In villages of the Sacred Valley like Chinchero, agricultural production still is the main activity and the economic engine for a good part of its population. On Sundays, villagers resort to bartering in the main square to exchange their crops.
Potato, the gift of the land
A fundamental pillar of the Peruvian diet, the potato has its own park in the Sacred Valley. With 10,000 has and about 1400 varieties, it is considered an Indigenous Biocultural Heritage. This initiative seeks to protect sustainable agriculture and Andean traditions at the same time.
The park, located near Pisac, is managed by five communities (Sacaca, Chawaytire, Pampallaqta, Paru Paru and Amaru) that show visitors the conservation techniques they still carry out. “It is a model of communal management of genetic resources, agro-biodiversity and Andean ecosystems, called the Territory of Indigenous Biocultural Heritage, based on the Andean Ayllu model.”
“Muyus” in Moray
Do you know the meaning of Moray’s concentric platforms? We neither. At least not a clear one. Also known as ‘muyus’, the most accepted opinion is that this area of the Sacred Valley was a laboratory to experiment with different types of crops: each platform reproduced a different microclimate that required irrigation and proper care.

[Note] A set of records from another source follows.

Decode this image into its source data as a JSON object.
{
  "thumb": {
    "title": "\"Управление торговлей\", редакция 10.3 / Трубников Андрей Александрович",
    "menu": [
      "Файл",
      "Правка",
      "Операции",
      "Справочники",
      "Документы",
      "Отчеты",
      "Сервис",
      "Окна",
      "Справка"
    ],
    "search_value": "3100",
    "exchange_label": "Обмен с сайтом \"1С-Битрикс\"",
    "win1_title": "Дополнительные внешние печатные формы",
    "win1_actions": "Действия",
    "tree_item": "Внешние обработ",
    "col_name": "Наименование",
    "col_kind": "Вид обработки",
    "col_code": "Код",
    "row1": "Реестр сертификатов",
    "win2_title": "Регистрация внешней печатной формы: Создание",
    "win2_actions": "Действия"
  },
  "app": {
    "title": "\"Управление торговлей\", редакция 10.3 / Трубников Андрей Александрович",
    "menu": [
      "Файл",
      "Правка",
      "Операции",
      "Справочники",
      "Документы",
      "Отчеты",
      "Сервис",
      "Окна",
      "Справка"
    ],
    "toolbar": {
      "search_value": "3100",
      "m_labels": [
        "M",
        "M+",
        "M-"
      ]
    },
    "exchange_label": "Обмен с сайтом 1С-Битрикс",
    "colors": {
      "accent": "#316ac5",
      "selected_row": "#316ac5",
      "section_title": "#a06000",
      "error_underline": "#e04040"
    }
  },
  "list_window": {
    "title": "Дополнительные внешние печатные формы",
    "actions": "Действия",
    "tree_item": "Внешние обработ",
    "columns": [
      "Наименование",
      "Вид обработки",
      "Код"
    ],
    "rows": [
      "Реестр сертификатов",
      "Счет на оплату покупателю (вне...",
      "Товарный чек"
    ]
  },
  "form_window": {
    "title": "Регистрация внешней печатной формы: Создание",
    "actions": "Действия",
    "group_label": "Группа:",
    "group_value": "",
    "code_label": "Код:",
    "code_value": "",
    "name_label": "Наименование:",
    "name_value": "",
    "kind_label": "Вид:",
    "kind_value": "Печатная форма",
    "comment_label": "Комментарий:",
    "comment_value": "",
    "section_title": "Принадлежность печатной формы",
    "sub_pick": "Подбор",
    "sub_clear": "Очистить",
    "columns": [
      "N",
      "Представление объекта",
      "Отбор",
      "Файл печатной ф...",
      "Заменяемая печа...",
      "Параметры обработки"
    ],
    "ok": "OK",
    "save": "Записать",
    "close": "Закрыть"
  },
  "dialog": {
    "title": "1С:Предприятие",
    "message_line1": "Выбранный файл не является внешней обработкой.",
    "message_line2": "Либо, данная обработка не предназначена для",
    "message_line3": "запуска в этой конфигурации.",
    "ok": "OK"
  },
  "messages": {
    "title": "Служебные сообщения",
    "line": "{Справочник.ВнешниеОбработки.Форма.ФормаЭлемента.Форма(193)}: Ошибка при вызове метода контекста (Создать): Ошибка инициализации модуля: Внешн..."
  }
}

However, some people argue that this archeological site was an astronomical observatory from where the Incas intended to study climate changes from sunlight.